**ACTIVITY:**
Lines in the data below that contain the word "denetleyicileri" are to be copied.

Source records
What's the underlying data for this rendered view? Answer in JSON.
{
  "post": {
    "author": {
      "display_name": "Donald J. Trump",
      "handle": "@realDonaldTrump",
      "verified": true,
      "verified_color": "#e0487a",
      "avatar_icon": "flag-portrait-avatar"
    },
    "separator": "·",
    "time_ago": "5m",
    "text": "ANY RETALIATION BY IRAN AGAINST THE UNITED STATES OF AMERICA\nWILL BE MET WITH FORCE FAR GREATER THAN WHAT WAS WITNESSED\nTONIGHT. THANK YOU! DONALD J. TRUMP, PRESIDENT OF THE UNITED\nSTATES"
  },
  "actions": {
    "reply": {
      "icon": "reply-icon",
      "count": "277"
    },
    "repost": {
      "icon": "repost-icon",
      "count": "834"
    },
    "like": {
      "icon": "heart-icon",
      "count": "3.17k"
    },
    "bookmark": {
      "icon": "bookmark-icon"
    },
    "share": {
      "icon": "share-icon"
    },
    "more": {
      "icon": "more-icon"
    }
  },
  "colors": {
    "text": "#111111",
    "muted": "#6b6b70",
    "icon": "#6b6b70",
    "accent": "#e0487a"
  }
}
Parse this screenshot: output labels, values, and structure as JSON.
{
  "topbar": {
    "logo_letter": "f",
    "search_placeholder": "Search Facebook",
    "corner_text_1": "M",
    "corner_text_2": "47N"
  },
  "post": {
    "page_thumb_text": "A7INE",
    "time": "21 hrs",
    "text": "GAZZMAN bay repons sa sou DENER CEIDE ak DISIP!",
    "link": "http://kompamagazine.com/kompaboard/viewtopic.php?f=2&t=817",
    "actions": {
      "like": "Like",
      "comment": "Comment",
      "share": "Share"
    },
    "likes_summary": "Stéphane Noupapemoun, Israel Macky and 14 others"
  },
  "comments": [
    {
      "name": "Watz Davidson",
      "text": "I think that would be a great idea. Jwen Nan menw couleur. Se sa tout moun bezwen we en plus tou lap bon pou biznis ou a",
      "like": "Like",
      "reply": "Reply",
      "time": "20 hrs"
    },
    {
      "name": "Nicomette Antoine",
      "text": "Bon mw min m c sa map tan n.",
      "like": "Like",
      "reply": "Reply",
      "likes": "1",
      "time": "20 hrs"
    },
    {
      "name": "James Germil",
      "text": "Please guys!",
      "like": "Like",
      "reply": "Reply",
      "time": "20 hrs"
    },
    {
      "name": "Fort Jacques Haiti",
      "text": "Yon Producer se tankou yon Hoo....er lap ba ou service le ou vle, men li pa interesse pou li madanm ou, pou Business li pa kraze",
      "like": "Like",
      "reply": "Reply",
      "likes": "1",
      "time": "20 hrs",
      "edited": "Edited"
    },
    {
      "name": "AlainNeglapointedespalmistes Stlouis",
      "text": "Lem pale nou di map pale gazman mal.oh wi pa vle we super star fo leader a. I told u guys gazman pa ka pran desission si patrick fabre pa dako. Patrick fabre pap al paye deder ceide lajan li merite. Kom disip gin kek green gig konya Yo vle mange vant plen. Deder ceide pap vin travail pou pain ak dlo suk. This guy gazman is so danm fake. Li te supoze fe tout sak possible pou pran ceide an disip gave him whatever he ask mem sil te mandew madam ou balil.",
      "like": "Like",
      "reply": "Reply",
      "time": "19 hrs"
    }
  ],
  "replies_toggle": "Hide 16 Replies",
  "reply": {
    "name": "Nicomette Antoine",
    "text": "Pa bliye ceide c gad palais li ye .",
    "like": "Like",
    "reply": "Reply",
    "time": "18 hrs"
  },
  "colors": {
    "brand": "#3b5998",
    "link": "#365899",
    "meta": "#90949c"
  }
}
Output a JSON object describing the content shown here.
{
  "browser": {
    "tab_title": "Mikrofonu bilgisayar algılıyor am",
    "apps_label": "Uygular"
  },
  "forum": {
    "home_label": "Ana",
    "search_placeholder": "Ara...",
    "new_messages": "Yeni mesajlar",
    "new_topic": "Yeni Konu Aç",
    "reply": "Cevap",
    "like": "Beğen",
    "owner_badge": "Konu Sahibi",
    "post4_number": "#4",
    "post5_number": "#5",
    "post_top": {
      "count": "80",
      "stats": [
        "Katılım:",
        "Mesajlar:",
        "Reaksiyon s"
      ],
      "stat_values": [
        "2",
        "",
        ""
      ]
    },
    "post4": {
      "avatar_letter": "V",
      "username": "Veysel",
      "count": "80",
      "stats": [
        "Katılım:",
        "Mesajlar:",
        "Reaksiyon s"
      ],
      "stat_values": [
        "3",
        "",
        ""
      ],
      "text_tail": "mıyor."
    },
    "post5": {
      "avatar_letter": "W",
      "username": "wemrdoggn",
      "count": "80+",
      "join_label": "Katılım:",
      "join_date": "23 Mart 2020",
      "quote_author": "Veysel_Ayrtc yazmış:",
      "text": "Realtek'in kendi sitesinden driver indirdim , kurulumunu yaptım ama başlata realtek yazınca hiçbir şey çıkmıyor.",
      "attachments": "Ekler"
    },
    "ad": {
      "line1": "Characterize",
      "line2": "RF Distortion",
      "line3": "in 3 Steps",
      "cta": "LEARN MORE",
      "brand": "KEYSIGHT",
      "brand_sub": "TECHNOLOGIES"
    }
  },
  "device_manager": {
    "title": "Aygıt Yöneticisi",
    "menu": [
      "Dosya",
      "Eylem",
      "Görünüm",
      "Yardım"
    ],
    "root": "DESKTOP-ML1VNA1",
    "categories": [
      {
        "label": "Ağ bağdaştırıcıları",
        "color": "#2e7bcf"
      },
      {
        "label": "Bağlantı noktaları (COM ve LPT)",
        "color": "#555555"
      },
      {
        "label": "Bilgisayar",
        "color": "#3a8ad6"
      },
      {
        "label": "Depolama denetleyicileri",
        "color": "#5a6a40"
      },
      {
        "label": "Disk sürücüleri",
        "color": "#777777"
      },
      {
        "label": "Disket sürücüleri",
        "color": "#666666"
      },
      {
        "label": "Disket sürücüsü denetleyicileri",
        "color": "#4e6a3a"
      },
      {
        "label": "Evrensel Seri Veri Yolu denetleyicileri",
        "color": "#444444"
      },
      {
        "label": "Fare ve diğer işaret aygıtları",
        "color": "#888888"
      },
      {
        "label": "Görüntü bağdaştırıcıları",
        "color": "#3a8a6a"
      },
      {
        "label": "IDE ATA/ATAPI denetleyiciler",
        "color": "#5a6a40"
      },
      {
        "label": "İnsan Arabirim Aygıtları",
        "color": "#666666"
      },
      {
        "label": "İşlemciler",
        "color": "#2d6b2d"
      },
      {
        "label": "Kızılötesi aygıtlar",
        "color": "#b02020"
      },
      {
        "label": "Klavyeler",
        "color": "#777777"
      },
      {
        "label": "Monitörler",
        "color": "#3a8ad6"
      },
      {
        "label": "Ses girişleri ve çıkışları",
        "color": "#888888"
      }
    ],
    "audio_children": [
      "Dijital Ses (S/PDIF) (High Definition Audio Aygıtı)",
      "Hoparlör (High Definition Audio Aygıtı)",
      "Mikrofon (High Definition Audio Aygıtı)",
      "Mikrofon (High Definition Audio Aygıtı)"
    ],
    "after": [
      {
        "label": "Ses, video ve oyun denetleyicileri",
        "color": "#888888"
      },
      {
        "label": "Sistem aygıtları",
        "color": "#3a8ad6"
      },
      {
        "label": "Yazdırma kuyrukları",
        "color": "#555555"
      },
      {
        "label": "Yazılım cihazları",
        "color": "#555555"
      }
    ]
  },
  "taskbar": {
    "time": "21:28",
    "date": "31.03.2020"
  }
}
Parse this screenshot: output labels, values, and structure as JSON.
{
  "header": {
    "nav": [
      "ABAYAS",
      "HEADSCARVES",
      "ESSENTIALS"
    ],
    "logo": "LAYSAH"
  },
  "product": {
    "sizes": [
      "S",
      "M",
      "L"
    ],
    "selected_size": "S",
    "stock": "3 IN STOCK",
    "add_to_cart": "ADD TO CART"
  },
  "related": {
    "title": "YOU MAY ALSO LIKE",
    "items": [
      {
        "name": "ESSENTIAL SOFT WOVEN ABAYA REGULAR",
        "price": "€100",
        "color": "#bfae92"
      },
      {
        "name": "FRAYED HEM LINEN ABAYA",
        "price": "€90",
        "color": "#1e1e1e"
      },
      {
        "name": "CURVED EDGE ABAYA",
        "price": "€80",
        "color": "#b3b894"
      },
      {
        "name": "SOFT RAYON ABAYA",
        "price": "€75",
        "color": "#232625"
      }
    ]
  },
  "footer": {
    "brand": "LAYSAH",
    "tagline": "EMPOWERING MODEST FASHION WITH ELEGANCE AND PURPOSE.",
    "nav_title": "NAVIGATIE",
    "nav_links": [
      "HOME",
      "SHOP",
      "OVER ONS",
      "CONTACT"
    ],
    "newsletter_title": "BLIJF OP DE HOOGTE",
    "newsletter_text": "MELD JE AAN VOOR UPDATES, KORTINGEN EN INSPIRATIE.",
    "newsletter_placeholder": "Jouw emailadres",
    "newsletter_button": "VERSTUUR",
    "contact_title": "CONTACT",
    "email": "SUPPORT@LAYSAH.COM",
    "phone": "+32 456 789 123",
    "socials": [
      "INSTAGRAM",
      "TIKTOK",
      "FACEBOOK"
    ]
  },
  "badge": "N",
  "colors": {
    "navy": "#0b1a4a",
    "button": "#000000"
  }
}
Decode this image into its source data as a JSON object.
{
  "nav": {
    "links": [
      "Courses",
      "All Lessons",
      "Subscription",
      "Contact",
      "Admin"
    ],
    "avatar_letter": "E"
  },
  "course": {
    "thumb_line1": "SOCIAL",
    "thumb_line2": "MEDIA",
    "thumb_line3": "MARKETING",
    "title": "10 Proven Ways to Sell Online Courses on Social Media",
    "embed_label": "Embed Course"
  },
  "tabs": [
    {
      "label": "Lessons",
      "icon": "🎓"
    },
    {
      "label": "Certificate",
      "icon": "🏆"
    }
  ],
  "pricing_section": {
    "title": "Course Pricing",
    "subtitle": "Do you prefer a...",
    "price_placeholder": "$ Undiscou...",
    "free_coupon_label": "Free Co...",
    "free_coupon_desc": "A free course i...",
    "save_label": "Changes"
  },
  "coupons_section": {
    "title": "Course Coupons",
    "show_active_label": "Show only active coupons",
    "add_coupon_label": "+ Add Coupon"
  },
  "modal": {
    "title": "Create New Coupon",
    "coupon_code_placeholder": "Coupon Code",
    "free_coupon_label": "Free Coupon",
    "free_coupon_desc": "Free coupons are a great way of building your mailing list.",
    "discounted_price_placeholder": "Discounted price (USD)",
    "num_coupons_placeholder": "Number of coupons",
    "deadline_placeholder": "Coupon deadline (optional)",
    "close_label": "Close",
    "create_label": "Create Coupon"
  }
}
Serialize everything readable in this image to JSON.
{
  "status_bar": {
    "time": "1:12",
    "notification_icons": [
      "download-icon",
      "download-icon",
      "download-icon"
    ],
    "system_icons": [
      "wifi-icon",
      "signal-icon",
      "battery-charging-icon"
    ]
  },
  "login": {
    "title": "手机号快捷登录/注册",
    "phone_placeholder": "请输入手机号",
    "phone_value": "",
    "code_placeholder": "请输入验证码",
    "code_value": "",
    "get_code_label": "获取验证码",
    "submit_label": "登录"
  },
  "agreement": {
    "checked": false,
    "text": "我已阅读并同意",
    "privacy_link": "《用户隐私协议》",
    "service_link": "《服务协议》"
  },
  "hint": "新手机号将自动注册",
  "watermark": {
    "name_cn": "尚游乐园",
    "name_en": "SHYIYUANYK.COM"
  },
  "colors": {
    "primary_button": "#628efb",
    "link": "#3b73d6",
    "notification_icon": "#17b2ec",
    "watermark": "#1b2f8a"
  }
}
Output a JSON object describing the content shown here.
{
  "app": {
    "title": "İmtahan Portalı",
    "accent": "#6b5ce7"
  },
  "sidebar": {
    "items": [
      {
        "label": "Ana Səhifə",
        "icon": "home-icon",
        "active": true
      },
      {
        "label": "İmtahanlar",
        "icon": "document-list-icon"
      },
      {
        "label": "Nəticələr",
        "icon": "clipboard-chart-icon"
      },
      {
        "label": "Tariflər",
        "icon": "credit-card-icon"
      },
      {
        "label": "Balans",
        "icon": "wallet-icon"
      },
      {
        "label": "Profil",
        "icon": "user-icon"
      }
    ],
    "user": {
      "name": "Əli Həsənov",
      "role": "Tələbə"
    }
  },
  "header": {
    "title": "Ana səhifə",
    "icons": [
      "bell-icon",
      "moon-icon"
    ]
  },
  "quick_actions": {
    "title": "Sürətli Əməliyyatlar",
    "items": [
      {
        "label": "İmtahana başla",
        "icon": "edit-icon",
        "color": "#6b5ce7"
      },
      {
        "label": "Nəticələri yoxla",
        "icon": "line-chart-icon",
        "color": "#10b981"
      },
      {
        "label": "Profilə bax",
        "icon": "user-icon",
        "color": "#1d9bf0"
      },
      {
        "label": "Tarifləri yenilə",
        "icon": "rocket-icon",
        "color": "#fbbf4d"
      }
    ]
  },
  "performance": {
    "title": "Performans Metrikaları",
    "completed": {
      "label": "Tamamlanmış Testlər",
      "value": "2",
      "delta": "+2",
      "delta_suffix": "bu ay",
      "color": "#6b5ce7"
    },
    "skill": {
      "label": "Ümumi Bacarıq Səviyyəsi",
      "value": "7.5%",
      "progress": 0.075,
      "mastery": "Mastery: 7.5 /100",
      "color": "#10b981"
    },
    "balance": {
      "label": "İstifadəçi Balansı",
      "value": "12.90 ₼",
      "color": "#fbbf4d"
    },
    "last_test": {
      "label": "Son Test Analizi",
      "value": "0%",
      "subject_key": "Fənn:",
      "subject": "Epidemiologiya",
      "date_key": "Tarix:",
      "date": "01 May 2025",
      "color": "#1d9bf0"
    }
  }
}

**RESULT FOR THIS TASK:**
        "label": "Depolama denetleyicileri",
        "label": "Disket sürücüsü denetleyicileri",
        "label": "Evrensel Seri Veri Yolu denetleyicileri",
        "label": "Ses, video ve oyun denetleyicileri",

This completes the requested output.